I thought I had lost you, Ana. Like you, I accompany a lover on a quest. Let me tell you about us. Your Luke is my Dillon. We are crossing the Atlantic by plane to America. Four weeks from now they’ll elect a new president. From my window seat I watch Canada’s lakes far below – pink mirrors strewn among purple damask. We have been chasing the sunset for hours, bound for Washington D.C., with a stopover in New York to change planes.
An icy wind greets us. I wear a coat sewn by hand from a charcoal-coloured blanket, trimmed with blue velvet. I could be a successful designer instead of a poor seeker with expedient philosophies, such as money obstructs the spiritual quest. My coat has rustic elegance but scarcely keeps out the fierce cold of Capitol Hill. Our charming escort delivers us to one of our hosts. My limbs quiver like frosted leaves. It is Christmas Eve.
We have a festive lunch with students who share this spacious house beyond George Town. Our host’s mother is old and ailing. The door to her room beyond the hall of the dining room is permanently open. From her bed she listens to our table talk. Imagine – all of a sudden she sits bolt upright and points a finger at us. ‘You don’t have to do anything. I don’t have to do anything. They were the first words God yelled out loud when he made the universe.’ With that she slumps back into her pillows. Some of our party smile, knowingly, others gaze absentmindedly at the white turkey slices on their plates, adorned with glaringly red cranberry sauce and green sprouts. While our chatter about spiritual matters resumes, I ponder whether the ultimate clue to our search has possibly just come from the ancient woman across the hall. But it can’t be that simple.
The scenes and places Cara described felt alien, but the incident with the old woman made me laugh and lifted my spirits over conditions on the Engrail:

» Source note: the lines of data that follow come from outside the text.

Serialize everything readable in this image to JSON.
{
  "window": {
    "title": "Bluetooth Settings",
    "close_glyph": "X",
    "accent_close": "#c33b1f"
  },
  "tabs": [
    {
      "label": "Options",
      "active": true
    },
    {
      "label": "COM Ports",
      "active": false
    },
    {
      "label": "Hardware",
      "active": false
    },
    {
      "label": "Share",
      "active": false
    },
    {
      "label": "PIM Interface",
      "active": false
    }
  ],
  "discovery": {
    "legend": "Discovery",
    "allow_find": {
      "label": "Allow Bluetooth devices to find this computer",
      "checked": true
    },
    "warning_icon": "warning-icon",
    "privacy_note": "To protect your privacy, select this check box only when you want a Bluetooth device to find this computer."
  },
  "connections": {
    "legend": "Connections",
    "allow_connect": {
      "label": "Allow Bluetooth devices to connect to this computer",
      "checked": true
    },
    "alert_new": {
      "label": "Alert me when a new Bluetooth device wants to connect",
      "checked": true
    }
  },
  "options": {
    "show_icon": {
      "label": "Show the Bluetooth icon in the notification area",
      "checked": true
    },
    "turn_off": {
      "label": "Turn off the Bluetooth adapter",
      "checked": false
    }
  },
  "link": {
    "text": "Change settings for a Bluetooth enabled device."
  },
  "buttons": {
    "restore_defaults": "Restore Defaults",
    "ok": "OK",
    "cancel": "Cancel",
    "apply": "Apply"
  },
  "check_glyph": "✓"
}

Dillon avoids talking about his quest. Yet our eccentric status, partial to the arcane path of the fool, and our credentials, arouse curiosity. As Dillon elegantly steers the table conversation away from us, we end up listening with growing amazement to a rapid succession of expositions – on Crazy Wisdom versions of Buddhism, Gurdjieff, Tantra, Zen, Kundalini, Agni Yoga, Theosophy and various Sufi paths. Everyone in this house follows a different teaching. America has supermarkets for everything, including exotic tastes of the divine.
But let’s assume you know deep inside something that does not correspond to what is accepted as possible. Should you express your truth it would be ridiculed. On Boxing Day we meet the main host we came to see. Imagine someone of high standing in society who radiates authenticity and talks with natural ease about experiences you tend to doubt you ever had; imagine that someone drops the end of his cigar into your half-empty coffee cup to jolt you from one dream into another. This someone is our host.
Here’s some feedback re: ‘Course of Mirrors,’ the prequel, on my website: